Send to

Choose Destination
See comment in PubMed Commons below
Appl Environ Microbiol. 2003 Feb;69(2):1187-96.

Involvement of calcium/calmodulin signaling in cercosporin toxin biosynthesis by Cercospora nicotianae.

Author information

Citrus Research and Education Center, Institute of Food and Agricultural Sciences, University of Florida, Lake Alfred, Florida 33850, USA.


Cercosporin is a non-host-selective, perylenequinone toxin produced by many phytopathogenic Cercospora species. The involvement of Ca(2+)/calmodulin (CaM) signaling in cercosporin biosynthesis was investigated by using pharmacological inhibitors. The results suggest that maintaining endogenous Ca(2+) homeostasis is required for cercosporin biosynthesis in Cercospora nicotianae. The addition of excess Ca(2+) to the medium slightly increased fungal growth but resulted in a reduction in cercosporin production. The addition of Ca(2+) chelators [EGTA and 1,2-bis(2-aminophenoxy)ethane-N,N,N',N'-tetraacetic acid] also reduced cercosporin production. Ca(2+) channel blockers exhibited a strong inhibition of cercosporin production only at higher concentrations (>2 mM). Cercosporin production was reduced greatly by Ca(2+) ionophores (A23187 and ionomycin) and internal Ca(2+) blocker [3,4,5-trimethoxybenzoic acid 8-(diethylamino)octyl ester]. Phospholipase C inhibitors (lithium, U73122, and neomycin) led to a concentration-dependent inhibition of cercosporin biosynthesis. Furthermore, the addition of CaM inhibitors (compound 48/80, trifluoperazine, W-7, and chlorpromazine) also markedly reduced cercosporin production. In contrast to W-7, W-5, with less specificity for CaM, led to only minor inhibition of cercosporin production. The inhibitory effects of Ca(2+)/CaM inhibitors were partially or completely reversed by the addition of external Ca(2+). As assessed with Fluo-3/AM (a fluorescent Ca(2+) indicator), the Ca(2+) content in the cytoplasm decreased significantly when fungal cultures were grown in a medium containing Ca(2+)/CaM antagonists, confirming the specificity of those Ca(2+)/CaM antagonists in C. nicotianae. Taken together, the results suggest that Ca(2+)/CaM signal transduction may play a pivotal role in cercosporin biosynthesis in C. nicotianae.

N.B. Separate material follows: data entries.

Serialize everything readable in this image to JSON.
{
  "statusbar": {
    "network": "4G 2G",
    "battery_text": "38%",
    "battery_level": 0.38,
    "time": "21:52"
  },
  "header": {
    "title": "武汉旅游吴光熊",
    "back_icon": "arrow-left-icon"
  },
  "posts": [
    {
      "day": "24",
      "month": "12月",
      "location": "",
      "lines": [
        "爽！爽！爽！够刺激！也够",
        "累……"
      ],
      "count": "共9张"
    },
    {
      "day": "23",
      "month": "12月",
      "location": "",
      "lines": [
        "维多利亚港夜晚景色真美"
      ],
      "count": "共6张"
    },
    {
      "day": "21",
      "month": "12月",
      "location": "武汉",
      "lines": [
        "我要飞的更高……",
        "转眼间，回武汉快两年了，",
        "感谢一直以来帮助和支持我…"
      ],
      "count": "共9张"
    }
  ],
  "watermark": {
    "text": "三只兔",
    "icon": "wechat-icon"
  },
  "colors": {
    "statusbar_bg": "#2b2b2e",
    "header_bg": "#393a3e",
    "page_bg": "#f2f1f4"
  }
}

[Indexed for MEDLINE]
Free PMC Article
PubMed Commons home

PubMed Commons

How to join PubMed Commons

    Supplemental Content

    Full text links

    Icon for HighWire Icon for PubMed Central
    Loading ...
    Support Center